### The data:

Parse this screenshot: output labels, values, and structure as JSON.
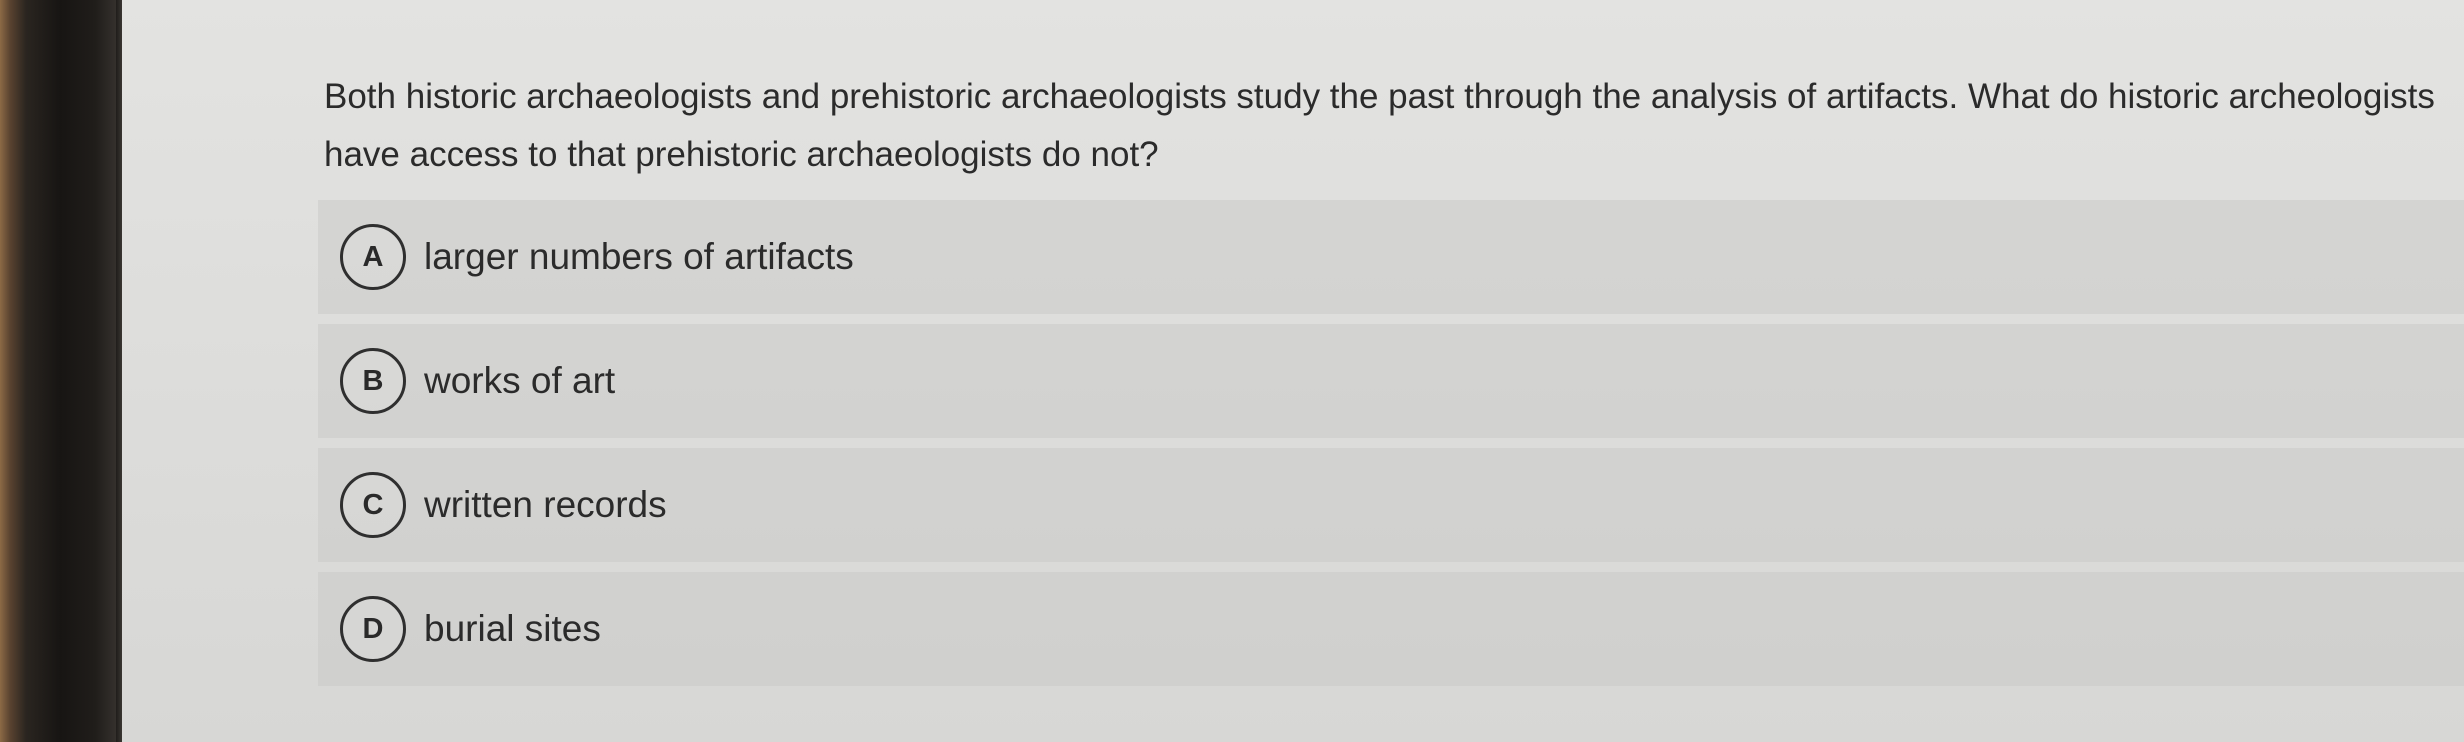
{
  "question": {
    "text": "Both historic archaeologists and prehistoric archaeologists study the past through the analysis of artifacts. What do historic archeologists have access to that prehistoric archaeologists do not?"
  },
  "choices": [
    {
      "letter": "A",
      "text": "larger numbers of artifacts"
    },
    {
      "letter": "B",
      "text": "works of art"
    },
    {
      "letter": "C",
      "text": "written records"
    },
    {
      "letter": "D",
      "text": "burial sites"
    }
  ]
}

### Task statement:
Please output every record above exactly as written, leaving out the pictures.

### Solution for this task:
Parse this screenshot: output labels, values, and structure as JSON.
{
  "question": {
    "text": "Both historic archaeologists and prehistoric archaeologists study the past through the analysis of artifacts. What do historic archeologists have access to that prehistoric archaeologists do not?"
  },
  "choices": [
    {
      "letter": "A",
      "text": "larger numbers of artifacts"
    },
    {
      "letter": "B",
      "text": "works of art"
    },
    {
      "letter": "C",
      "text": "written records"
    },
    {
      "letter": "D",
      "text": "burial sites"
    }
  ]
}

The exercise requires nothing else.